A panoply of voices have chimed in on the advisability of a texting and driving ban in the state of Texas. A new report takes a look at the many sources of division, including opposing studies that have come to some very different conclusions.
The Texas Transportation Institute a few years ago attempted to gauge just how much attention is compromised when an individual is busy texting at the wheel. Drivers on a closed course were required to press a button whenever they noticed a light on the dash blink on. If a person was texting, their response time was shown to have been delayed to three or four seconds, double what it would be otherwise.
But the Highway Loss Data Institute looked at crash rates in four states and came to a conclusion that seems to favor not adopting a texting ban. Louisiana, Minnesota, Washington, and our own California have each passed a measure against texting, but among teenage drivers, crash rates actually went up immediately after passage. A spokesperson for the Insurance Institute for Highway Safety thinks the ban may have caused people to take pains to hide their phones, in essence removing their focus from the road even further.

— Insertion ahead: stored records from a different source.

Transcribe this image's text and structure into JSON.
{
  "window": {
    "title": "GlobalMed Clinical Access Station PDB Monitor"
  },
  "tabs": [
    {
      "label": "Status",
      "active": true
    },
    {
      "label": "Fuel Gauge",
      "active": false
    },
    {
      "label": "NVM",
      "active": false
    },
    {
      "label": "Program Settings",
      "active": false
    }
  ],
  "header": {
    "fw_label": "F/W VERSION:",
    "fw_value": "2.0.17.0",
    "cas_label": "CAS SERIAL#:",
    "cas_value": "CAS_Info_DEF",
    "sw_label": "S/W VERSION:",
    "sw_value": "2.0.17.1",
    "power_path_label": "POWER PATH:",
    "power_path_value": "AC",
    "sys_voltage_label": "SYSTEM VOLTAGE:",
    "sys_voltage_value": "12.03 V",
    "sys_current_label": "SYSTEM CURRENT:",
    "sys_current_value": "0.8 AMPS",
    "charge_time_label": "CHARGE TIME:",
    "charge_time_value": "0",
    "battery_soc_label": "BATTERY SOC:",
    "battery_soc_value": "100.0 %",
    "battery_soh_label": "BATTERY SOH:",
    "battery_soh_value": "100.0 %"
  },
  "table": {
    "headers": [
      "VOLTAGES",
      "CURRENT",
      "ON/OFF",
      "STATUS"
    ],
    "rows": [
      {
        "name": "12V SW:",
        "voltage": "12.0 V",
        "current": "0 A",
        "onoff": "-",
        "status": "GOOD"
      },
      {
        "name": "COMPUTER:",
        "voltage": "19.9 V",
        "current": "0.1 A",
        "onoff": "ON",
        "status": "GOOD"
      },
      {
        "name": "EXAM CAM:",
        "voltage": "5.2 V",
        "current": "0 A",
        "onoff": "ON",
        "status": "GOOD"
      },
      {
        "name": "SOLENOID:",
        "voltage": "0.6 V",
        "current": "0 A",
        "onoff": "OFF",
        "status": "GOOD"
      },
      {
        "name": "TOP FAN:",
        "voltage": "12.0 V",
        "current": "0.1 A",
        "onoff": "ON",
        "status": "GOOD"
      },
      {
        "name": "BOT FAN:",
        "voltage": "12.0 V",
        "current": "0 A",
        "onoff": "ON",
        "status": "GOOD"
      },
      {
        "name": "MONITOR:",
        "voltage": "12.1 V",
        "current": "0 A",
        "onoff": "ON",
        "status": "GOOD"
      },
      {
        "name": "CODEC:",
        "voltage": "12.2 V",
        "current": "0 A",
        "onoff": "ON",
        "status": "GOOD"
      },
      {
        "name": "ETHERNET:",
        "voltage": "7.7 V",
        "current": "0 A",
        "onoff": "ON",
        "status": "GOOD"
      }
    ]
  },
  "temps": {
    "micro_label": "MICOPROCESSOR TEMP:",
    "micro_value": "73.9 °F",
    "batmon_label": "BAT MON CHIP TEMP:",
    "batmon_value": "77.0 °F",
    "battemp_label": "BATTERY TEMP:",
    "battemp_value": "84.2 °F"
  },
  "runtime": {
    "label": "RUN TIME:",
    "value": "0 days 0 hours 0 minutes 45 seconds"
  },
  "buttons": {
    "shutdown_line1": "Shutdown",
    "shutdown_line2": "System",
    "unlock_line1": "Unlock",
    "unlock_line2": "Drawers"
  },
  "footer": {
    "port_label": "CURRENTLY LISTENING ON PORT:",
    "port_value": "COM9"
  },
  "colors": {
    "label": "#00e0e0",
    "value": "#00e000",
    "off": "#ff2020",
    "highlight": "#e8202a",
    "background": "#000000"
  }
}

A member of the Distraction Advocate Network doesn’t buy into that study. She points to research from the NHTSA which suggests that phone usage does indeed go down as time passes and education and enforcement efforts geared toward the ban are put forth in earnest.